Lines with the word "manual": copy all of them from the entries below.

App and web page records:
::::::

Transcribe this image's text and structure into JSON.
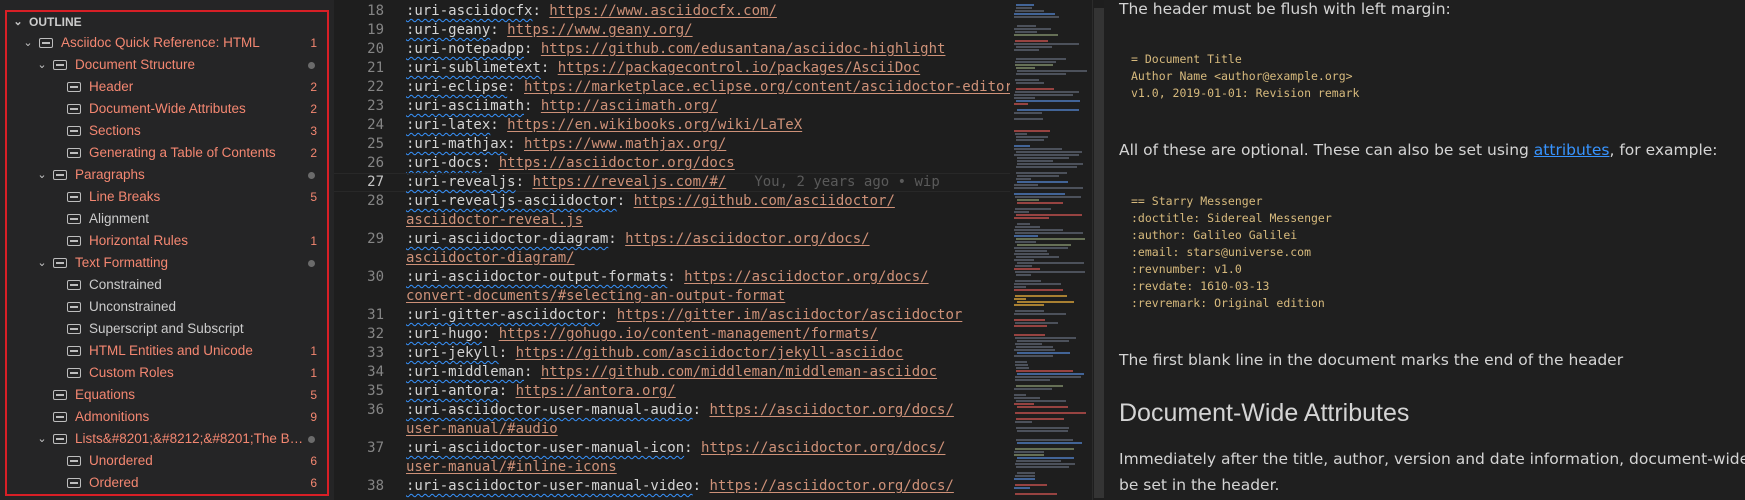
{
  "outline": {
    "header": "OUTLINE",
    "items": [
      {
        "label": "Asciidoc Quick Reference: HTML",
        "level": 0,
        "expanded": true,
        "badge": "1",
        "status": "err"
      },
      {
        "label": "Document Structure",
        "level": 1,
        "expanded": true,
        "badge": "",
        "dot": true,
        "status": "err"
      },
      {
        "label": "Header",
        "level": 2,
        "badge": "2",
        "status": "err"
      },
      {
        "label": "Document-Wide Attributes",
        "level": 2,
        "badge": "2",
        "status": "err"
      },
      {
        "label": "Sections",
        "level": 2,
        "badge": "3",
        "status": "err"
      },
      {
        "label": "Generating a Table of Contents",
        "level": 2,
        "badge": "2",
        "status": "err"
      },
      {
        "label": "Paragraphs",
        "level": 1,
        "expanded": true,
        "badge": "",
        "dot": true,
        "status": "err"
      },
      {
        "label": "Line Breaks",
        "level": 2,
        "badge": "5",
        "status": "err"
      },
      {
        "label": "Alignment",
        "level": 2,
        "badge": "",
        "status": "ok"
      },
      {
        "label": "Horizontal Rules",
        "level": 2,
        "badge": "1",
        "status": "err"
      },
      {
        "label": "Text Formatting",
        "level": 1,
        "expanded": true,
        "badge": "",
        "dot": true,
        "status": "err"
      },
      {
        "label": "Constrained",
        "level": 2,
        "badge": "",
        "status": "ok"
      },
      {
        "label": "Unconstrained",
        "level": 2,
        "badge": "",
        "status": "ok"
      },
      {
        "label": "Superscript and Subscript",
        "level": 2,
        "badge": "",
        "status": "ok"
      },
      {
        "label": "HTML Entities and Unicode",
        "level": 2,
        "badge": "1",
        "status": "err"
      },
      {
        "label": "Custom Roles",
        "level": 2,
        "badge": "1",
        "status": "err"
      },
      {
        "label": "Equations",
        "level": 1,
        "badge": "5",
        "status": "err"
      },
      {
        "label": "Admonitions",
        "level": 1,
        "badge": "9",
        "status": "err"
      },
      {
        "label": "Lists&#8201;&#8212;&#8201;The Ba...",
        "level": 1,
        "expanded": true,
        "badge": "",
        "dot": true,
        "status": "err"
      },
      {
        "label": "Unordered",
        "level": 2,
        "badge": "6",
        "status": "err"
      },
      {
        "label": "Ordered",
        "level": 2,
        "badge": "6",
        "status": "err"
      }
    ]
  },
  "editor": {
    "current_line": 27,
    "blame": "You, 2 years ago • wip",
    "lines": [
      {
        "num": "18",
        "parts": [
          {
            "key": ":uri-asciidocfx"
          },
          {
            "text": ": "
          },
          {
            "url": "https://www.asciidocfx.com/"
          }
        ]
      },
      {
        "num": "19",
        "parts": [
          {
            "key": ":uri-geany"
          },
          {
            "text": ": "
          },
          {
            "url": "https://www.geany.org/"
          }
        ]
      },
      {
        "num": "20",
        "parts": [
          {
            "key": ":uri-notepadpp"
          },
          {
            "text": ": "
          },
          {
            "url": "https://github.com/edusantana/asciidoc-highlight"
          }
        ]
      },
      {
        "num": "21",
        "parts": [
          {
            "key": ":uri-sublimetext"
          },
          {
            "text": ": "
          },
          {
            "url": "https://packagecontrol.io/packages/AsciiDoc"
          }
        ]
      },
      {
        "num": "22",
        "parts": [
          {
            "key": ":uri-eclipse"
          },
          {
            "text": ": "
          },
          {
            "url": "https://marketplace.eclipse.org/content/asciidoctor-editor"
          }
        ]
      },
      {
        "num": "23",
        "parts": [
          {
            "key": ":uri-asciimath"
          },
          {
            "text": ": "
          },
          {
            "url": "http://asciimath.org/"
          }
        ]
      },
      {
        "num": "24",
        "parts": [
          {
            "key": ":uri-latex"
          },
          {
            "text": ": "
          },
          {
            "url": "https://en.wikibooks.org/wiki/LaTeX"
          }
        ]
      },
      {
        "num": "25",
        "parts": [
          {
            "key": ":uri-mathjax"
          },
          {
            "text": ": "
          },
          {
            "url": "https://www.mathjax.org/"
          }
        ]
      },
      {
        "num": "26",
        "parts": [
          {
            "key": ":uri-docs"
          },
          {
            "text": ": "
          },
          {
            "url": "https://asciidoctor.org/docs"
          }
        ]
      },
      {
        "num": "27",
        "parts": [
          {
            "key": ":uri-revealjs"
          },
          {
            "text": ": "
          },
          {
            "url": "https://revealjs.com/#/"
          }
        ],
        "blame": true
      },
      {
        "num": "28",
        "parts": [
          {
            "key": ":uri-revealjs-asciidoctor"
          },
          {
            "text": ": "
          },
          {
            "url": "https://github.com/asciidoctor/"
          }
        ]
      },
      {
        "num": "",
        "parts": [
          {
            "url": "asciidoctor-reveal.js"
          }
        ]
      },
      {
        "num": "29",
        "parts": [
          {
            "key": ":uri-asciidoctor-diagram"
          },
          {
            "text": ": "
          },
          {
            "url": "https://asciidoctor.org/docs/"
          }
        ]
      },
      {
        "num": "",
        "parts": [
          {
            "url": "asciidoctor-diagram/"
          }
        ]
      },
      {
        "num": "30",
        "parts": [
          {
            "key": ":uri-asciidoctor-output-formats"
          },
          {
            "text": ": "
          },
          {
            "url": "https://asciidoctor.org/docs/"
          }
        ]
      },
      {
        "num": "",
        "parts": [
          {
            "url": "convert-documents/#selecting-an-output-format"
          }
        ]
      },
      {
        "num": "31",
        "parts": [
          {
            "key": ":uri-gitter-asciidoctor"
          },
          {
            "text": ": "
          },
          {
            "url": "https://gitter.im/asciidoctor/asciidoctor"
          }
        ]
      },
      {
        "num": "32",
        "parts": [
          {
            "key": ":uri-hugo"
          },
          {
            "text": ": "
          },
          {
            "url": "https://gohugo.io/content-management/formats/"
          }
        ]
      },
      {
        "num": "33",
        "parts": [
          {
            "key": ":uri-jekyll"
          },
          {
            "text": ": "
          },
          {
            "url": "https://github.com/asciidoctor/jekyll-asciidoc"
          }
        ]
      },
      {
        "num": "34",
        "parts": [
          {
            "key": ":uri-middleman"
          },
          {
            "text": ": "
          },
          {
            "url": "https://github.com/middleman/middleman-asciidoc"
          }
        ]
      },
      {
        "num": "35",
        "parts": [
          {
            "key": ":uri-antora"
          },
          {
            "text": ": "
          },
          {
            "url": "https://antora.org/"
          }
        ]
      },
      {
        "num": "36",
        "parts": [
          {
            "key": ":uri-asciidoctor-user-manual-audio"
          },
          {
            "text": ": "
          },
          {
            "url": "https://asciidoctor.org/docs/"
          }
        ]
      },
      {
        "num": "",
        "parts": [
          {
            "url": "user-manual/#audio"
          }
        ]
      },
      {
        "num": "37",
        "parts": [
          {
            "key": ":uri-asciidoctor-user-manual-icon"
          },
          {
            "text": ": "
          },
          {
            "url": "https://asciidoctor.org/docs/"
          }
        ]
      },
      {
        "num": "",
        "parts": [
          {
            "url": "user-manual/#inline-icons"
          }
        ]
      },
      {
        "num": "38",
        "parts": [
          {
            "key": ":uri-asciidoctor-user-manual-video"
          },
          {
            "text": ": "
          },
          {
            "url": "https://asciidoctor.org/docs/"
          }
        ]
      }
    ]
  },
  "preview": {
    "p1": "The header must be flush with left margin:",
    "code1": "= Document Title\nAuthor Name <author@example.org>\nv1.0, 2019-01-01: Revision remark",
    "p2_before": "All of these are optional. These can also be set using ",
    "p2_link": "attributes",
    "p2_after": ", for example:",
    "code2": "== Starry Messenger\n:doctitle: Sidereal Messenger\n:author: Galileo Galilei\n:email: stars@universe.com\n:revnumber: v1.0\n:revdate: 1610-03-13\n:revremark: Original edition",
    "p3": "The first blank line in the document marks the end of the header",
    "h2": "Document-Wide Attributes",
    "p4_line1": "Immediately after the title, author, version and date information, document-wide at",
    "p4_line2": "be set in the header."
  },
  "colors": {
    "error": "#f48771",
    "link": "#3794ff",
    "url": "#ce9178",
    "border_highlight": "#d81f26"
  }
}
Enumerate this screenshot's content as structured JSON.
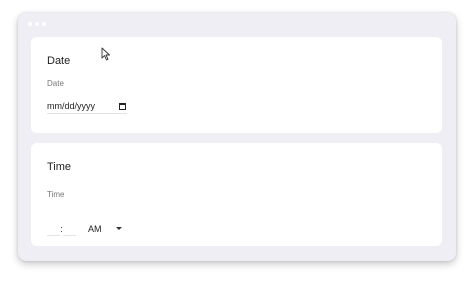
{
  "date_section": {
    "title": "Date",
    "label": "Date",
    "placeholder": "mm/dd/yyyy"
  },
  "time_section": {
    "title": "Time",
    "label": "Time",
    "separator": ":",
    "period": "AM"
  },
  "icons": {
    "calendar": "calendar-icon",
    "dropdown": "chevron-down-icon",
    "cursor": "mouse-cursor-icon"
  },
  "colors": {
    "window_background": "#f0eef5",
    "card_background": "#ffffff"
  }
}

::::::

Expected answer:
            "key": ":uri-asciidoctor-user-manual-audio"
            "url": "user-manual/#audio"
            "key": ":uri-asciidoctor-user-manual-icon"
            "url": "user-manual/#inline-icons"
            "key": ":uri-asciidoctor-user-manual-video"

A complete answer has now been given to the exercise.